Mediation is one process used to help resolve outstanding matters during divorce and separation, such as the division of property. This process may also be used to address issues regarding child custody and access, child support, and spousal support.
A mediator is a ‘facilitator’. The parties sit down together with a mediator, who is specially trained to help people work out their own solutions to their problems. The rules in mediation are the same as in court: no yelling, no screaming, no sarcasm, no name-calling. Often couples who feel they cannot communicate in any circumstances are surprised to find that they can in fact deal with each other with the assistance of a mediator.
Granted, mediation is not for everyone. If there is a significant imbalance of power between the parties, then mediation might not be the right forum through which to attempt to resolve outstanding issues. This ‘imbalance’ might arise if there has been considerable abuse, either psychological/emotional or physical,during the course of the relationship. As well, mediation might not be appropriate if one or both parties have serious substance and/or alcohol problems, or mental health issues.

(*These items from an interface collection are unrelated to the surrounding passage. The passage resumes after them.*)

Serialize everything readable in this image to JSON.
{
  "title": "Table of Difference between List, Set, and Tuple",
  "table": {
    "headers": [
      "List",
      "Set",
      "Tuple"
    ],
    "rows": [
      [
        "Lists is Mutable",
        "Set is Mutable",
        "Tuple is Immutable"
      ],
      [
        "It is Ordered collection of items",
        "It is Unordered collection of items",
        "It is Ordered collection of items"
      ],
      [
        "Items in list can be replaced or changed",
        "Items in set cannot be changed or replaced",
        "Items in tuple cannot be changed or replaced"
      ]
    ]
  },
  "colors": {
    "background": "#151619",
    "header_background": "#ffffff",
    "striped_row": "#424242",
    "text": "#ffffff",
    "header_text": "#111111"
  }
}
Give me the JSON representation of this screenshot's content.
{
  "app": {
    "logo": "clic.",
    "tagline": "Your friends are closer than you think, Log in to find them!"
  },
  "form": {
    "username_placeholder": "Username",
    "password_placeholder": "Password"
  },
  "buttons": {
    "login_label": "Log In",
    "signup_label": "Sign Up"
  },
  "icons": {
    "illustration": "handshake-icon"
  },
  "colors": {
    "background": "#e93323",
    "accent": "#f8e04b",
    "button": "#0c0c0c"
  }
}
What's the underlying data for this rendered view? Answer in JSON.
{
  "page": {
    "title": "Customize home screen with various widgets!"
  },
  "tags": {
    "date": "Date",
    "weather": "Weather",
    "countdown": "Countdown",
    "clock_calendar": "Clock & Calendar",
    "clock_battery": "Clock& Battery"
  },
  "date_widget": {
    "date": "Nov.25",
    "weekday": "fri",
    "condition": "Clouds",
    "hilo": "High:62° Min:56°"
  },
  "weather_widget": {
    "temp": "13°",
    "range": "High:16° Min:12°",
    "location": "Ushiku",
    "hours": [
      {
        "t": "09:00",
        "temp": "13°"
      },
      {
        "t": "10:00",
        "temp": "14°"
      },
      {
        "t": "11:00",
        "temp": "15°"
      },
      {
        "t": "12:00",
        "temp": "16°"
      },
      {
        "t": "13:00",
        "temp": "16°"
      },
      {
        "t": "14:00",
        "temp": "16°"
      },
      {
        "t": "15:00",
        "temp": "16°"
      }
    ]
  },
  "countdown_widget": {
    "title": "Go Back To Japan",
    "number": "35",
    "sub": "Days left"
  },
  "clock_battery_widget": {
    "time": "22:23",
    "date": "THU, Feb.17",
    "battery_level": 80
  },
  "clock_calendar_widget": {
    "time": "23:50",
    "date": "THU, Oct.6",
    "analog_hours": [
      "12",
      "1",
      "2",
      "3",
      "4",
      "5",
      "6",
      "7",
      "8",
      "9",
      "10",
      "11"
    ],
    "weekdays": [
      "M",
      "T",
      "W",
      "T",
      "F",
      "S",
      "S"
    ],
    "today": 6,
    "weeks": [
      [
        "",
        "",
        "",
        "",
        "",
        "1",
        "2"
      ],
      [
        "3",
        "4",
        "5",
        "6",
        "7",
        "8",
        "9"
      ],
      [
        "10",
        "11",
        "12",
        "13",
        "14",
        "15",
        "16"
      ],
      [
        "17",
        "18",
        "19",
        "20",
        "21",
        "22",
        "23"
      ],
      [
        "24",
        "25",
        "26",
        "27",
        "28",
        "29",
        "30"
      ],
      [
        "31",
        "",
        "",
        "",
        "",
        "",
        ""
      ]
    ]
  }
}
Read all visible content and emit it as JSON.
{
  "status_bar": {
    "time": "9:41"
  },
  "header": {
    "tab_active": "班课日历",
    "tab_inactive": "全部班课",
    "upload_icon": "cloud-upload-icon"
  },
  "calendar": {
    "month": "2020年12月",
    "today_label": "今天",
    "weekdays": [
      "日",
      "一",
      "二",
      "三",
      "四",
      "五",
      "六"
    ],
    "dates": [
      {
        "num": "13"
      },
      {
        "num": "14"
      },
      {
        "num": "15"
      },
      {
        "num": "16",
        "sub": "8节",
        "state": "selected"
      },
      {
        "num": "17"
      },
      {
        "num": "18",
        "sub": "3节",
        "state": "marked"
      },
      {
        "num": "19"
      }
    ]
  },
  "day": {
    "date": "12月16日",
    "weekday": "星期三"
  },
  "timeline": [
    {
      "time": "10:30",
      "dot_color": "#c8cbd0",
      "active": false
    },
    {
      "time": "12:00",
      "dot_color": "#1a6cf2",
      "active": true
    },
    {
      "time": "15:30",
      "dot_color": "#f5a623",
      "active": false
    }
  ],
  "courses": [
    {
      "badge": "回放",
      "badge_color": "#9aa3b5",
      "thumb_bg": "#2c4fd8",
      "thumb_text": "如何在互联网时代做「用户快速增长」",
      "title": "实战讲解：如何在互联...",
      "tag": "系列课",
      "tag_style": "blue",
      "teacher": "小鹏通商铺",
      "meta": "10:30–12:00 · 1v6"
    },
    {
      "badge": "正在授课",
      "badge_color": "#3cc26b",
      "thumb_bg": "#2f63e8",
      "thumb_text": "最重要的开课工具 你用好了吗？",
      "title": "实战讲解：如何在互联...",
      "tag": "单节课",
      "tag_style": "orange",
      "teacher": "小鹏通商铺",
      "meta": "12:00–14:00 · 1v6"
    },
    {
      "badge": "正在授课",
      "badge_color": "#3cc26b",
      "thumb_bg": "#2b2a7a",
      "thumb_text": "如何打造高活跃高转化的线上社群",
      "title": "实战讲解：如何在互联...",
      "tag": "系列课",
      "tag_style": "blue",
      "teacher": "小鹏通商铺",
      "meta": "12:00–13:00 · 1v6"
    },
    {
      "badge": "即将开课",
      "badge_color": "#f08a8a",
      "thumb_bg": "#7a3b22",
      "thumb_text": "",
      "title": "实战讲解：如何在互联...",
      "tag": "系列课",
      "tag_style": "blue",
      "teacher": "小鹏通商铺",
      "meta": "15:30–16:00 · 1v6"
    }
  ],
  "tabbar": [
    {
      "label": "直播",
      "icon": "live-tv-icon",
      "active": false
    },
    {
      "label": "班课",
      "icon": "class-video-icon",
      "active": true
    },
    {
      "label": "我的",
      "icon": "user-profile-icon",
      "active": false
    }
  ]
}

Advantages to Mediation
Mediation is significantly less expensive than going to court. Blake Family Law offer mediation services at reasonable rates for those who wish to deal with the issues that arise upon separation in a cooperative and civil manner and avoid the perils of litigation.
Court can be emotionally draining. It is so important to salvage a decent rapport if there are children involved. It becomes difficult if not impossible to salvage a decent, civil rapport after protracted, acrimonious legal proceedings.
More Power to the Parties
When people go to court, they rely on a third party (a judge) to make decisions for their family. A judge knows very little about the history of the relationship and the family dynamic. Nonetheless, people will rely on this individual to decide issues that can have an enormous impact on the family unit, including the children. The mediation process allows the parties to negotiate and, hopefully, come up with mutually acceptable compromises. In the mediation process, both concerned parties get to make their own decisions regarding their families–decisions with which they will most likely be more satisfied.
Mediation is an option that should at least be considered. Mediation can be quicker, less painful, and less expensive than litigation. Whatever transpires in mediation stays in mediation. One can walk away from the mediation process whenever one wishes, without fear of later reprisals. There is little to lose from trying mediation. There is, however, potentially a lot to gain.
As an accredited family mediator with the Ontario Association of Family Mediators, I can assist parties in reaching a time-effective and cost-effective resolution of the issues without recourse to expensive litigation.